There is something maddeningly attractive about the untranslatable, about a word that goes silent in transit.
∆ Anne Carson, from Variations on the Right to Remain Silent, This is a Public Place (no. 7, Winter 2009)
In the light of all this, perhaps you will understand why we prefer the metaphor "meaning making" to most of the metaphors of the mind that are operative in the schools. It is, to begin with, much less static than the others. It stresses a process view of minding, including the fact that "minding" is undergoing constant change. "Meaning making" also forces us to focus on the individuality and the uniqueness of the meaning maker (the minder). In most of the other metaphors there is an assumption of "sameness" in all learners. The "garden" to be cultivated, the darkness to be lighted, the foundation to be built upon, the clay to be molded—there is always the implication that all learning will occur in the same way. The flowers will be the same color, the light will reveal the same room, the clay will take the same shape, and so on. Moreover, such metaphors imply boundaries, a limit to learning. How many flowers can a garden hold? How much water can a bucket take? What happens to the learner after his mind has been molded? How large can a building be, even if constructed on a solid foundation? The "meaning maker" has no such limitation. There is no end to his educative process. He continues to create new meanings...
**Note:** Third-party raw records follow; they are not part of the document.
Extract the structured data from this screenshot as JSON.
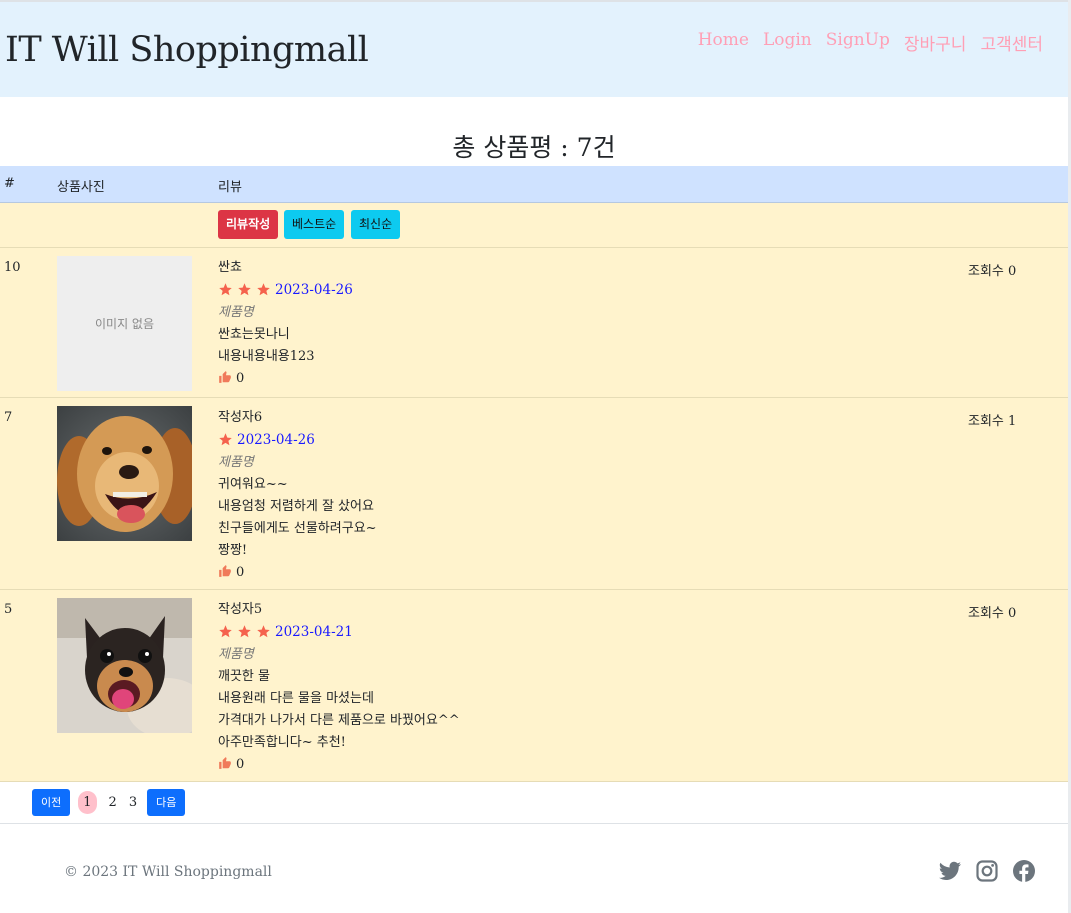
{
  "header": {
    "brand": "IT Will Shoppingmall",
    "nav": [
      "Home",
      "Login",
      "SignUp",
      "장바구니",
      "고객센터"
    ]
  },
  "page_title": "총 상품평 : 7건",
  "table": {
    "columns": [
      "#",
      "상품사진",
      "리뷰"
    ],
    "buttons": {
      "write": "리뷰작성",
      "best": "베스트순",
      "latest": "최신순"
    },
    "reviews": [
      {
        "num": "10",
        "image": "이미지 없음",
        "author": "싼쵸",
        "stars": 3,
        "date": "2023-04-26",
        "product": "제품명",
        "lines": [
          "싼쵸는못나니",
          "내용내용내용123"
        ],
        "likes": "0",
        "views": "조회수 0"
      },
      {
        "num": "7",
        "image": "golden-retriever-photo",
        "author": "작성자6",
        "stars": 1,
        "date": "2023-04-26",
        "product": "제품명",
        "lines": [
          "귀여워요~~",
          "내용엄청 저렴하게 잘 샀어요",
          "친구들에게도 선물하려구요~",
          "짱짱!"
        ],
        "likes": "0",
        "views": "조회수 1"
      },
      {
        "num": "5",
        "image": "chihuahua-photo",
        "author": "작성자5",
        "stars": 3,
        "date": "2023-04-21",
        "product": "제품명",
        "lines": [
          "깨끗한 물",
          "내용원래 다른 물을 마셨는데",
          "가격대가 나가서 다른 제품으로 바꿨어요^^",
          "아주만족합니다~ 추천!"
        ],
        "likes": "0",
        "views": "조회수 0"
      }
    ]
  },
  "pagination": {
    "prev": "이전",
    "pages": [
      "1",
      "2",
      "3"
    ],
    "active": "1",
    "next": "다음"
  },
  "footer": {
    "copyright": "© 2023 IT Will Shoppingmall",
    "social_icons": [
      "twitter-icon",
      "instagram-icon",
      "facebook-icon"
    ]
  },
  "colors": {
    "header_bg": "#e3f2fd",
    "nav_link": "#ff9fb5",
    "row_bg": "#fff3cd",
    "thead_bg": "#cfe2ff",
    "star": "#f5624d",
    "date": "#1a1aff",
    "primary": "#0d6efd"
  }
}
“In myth, women's boundaries are pliant, porous, mutable. Her power to control them is inadequate, her concern for them unreliable. Deformation attends her. She swells, she shrinks, she leaks, she is penetrated, she suffers metamorphoses. The women of mythology regularly lose their form in monstrosity.”
― Anne Carson, Men in the Off Hours
There are many stillnesses we didn’t get around to in this essay—snow; fog; moonlight; chastity; the gerundive; Odysseus tied to the mast while sailing past the Sirens (the Sirens who, according to Franz Kafka, were anyway silent); the stillness of unsent letters; the stillness inside an egg; the stillness of all the omnibuses in London driving around empty on 18 December 1936 while a king was abdicating on radio; the stillness of all the swimming pools in the world that are closed at night; the stillness of Thomas Edison’s last breath, which is preserved in a glass tube in a museum in Detroit, Michigan. And finally I would have liked to mention lips, or the action of closing the lips one upon the other, for which ancient Greek had the verb lύeim, giving us English “muteness” and “mystery,” as well as various words for sounds that can be made with closed lips, all of which brings to mind those persons in detention centers or asylum who choose to stitch their lips shut as a gesture of resistance or rage. But having no idea what to say about those people, I stopped.
There is the space where a thought would be, but which you can’t get hold of. I love that space. It’s the reason I like to deal with fragments. Because no matter what the thought would be if it were fully worked out, it wouldn’t be as good as the suggestion of a thought that the space gives you. Nothing fully worked out could be so arresting, spooky.
∆ Anne Carson, from The Art of Poetry No. 88, Paris Review (No. 171, Fall 2004)
The distance between two points increases over time. Disconnecting and fragmenting their connections. This is a painful experience, full of bitterness and resentment that ebbs and flows over memories and nostalgics. But there is a gorgeousness that exists in this like pale watercolours over solid black lines. It will always linger, but it becomes a part of you, for better or worse, keeping you who you are and marking you with scars like brands you can never escape or change but must always grow with. I believe in so many things, but that doesn’t make them passions. So why don’t you tell me who you are?
∆ Anne Carson, from Short Talk On Travelling. Short Talks (Brick Books, 1992)